Task objective: Read through the data below and state how many of its lines contain the word "Microsievert", adding nothing.
┄┄┄┄┄┄┄┄┄┄┄┄┄┄┄┄┄┄┄┄
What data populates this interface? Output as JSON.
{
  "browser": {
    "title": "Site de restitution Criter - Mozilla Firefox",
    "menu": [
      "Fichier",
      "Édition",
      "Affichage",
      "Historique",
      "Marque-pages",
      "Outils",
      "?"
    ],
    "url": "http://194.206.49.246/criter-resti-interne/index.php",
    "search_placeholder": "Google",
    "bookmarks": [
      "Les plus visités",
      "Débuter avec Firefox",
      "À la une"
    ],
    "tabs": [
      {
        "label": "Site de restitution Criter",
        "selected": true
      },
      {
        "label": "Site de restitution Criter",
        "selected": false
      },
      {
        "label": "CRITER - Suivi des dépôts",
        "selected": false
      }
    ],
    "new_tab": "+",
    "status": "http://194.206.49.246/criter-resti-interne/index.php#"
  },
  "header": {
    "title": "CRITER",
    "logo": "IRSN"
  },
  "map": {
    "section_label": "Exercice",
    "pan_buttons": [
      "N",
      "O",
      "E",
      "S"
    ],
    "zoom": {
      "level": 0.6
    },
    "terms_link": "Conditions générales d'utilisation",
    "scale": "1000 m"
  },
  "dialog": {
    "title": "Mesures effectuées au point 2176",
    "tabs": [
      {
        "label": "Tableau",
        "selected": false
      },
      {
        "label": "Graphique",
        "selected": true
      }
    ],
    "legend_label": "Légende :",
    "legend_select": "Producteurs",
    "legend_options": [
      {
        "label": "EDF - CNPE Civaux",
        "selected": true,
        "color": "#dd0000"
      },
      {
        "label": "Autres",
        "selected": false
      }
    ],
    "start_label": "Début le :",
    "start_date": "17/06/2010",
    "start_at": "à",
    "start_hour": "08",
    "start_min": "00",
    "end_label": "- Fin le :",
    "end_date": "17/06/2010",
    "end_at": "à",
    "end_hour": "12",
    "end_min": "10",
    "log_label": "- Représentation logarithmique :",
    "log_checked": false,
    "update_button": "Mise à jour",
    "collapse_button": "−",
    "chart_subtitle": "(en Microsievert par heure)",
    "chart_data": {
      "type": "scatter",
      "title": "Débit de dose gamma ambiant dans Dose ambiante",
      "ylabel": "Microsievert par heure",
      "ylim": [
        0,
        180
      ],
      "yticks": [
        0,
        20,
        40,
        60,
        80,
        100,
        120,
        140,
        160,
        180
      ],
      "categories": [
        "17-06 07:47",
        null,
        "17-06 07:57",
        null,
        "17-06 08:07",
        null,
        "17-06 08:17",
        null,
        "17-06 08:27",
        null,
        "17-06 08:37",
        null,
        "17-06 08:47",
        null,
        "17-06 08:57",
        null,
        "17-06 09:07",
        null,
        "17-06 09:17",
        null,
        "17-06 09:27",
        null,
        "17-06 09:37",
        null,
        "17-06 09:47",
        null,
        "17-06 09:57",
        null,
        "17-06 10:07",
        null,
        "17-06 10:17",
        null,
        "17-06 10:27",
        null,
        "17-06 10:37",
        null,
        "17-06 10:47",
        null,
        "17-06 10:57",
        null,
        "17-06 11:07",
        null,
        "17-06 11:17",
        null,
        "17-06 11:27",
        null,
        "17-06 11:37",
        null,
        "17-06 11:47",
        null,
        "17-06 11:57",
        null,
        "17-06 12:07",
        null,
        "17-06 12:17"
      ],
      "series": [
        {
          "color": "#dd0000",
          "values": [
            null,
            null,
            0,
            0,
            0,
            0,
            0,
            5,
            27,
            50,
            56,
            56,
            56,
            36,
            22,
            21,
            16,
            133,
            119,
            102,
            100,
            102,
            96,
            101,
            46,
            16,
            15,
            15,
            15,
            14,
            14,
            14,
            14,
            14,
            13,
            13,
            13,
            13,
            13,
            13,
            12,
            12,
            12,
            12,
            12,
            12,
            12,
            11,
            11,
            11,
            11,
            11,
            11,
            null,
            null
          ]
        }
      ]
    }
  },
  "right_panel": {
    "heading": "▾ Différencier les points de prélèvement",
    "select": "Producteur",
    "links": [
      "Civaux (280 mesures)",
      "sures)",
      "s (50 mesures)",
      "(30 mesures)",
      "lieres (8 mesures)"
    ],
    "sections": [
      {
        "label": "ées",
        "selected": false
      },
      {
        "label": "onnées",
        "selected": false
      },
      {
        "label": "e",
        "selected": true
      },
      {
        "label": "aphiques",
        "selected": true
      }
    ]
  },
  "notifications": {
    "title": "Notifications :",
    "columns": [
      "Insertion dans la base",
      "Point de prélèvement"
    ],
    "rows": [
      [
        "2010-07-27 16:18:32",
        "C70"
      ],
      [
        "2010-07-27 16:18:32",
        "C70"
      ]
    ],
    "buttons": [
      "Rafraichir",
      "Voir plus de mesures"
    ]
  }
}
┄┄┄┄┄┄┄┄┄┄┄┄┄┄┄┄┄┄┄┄
The completed task: 2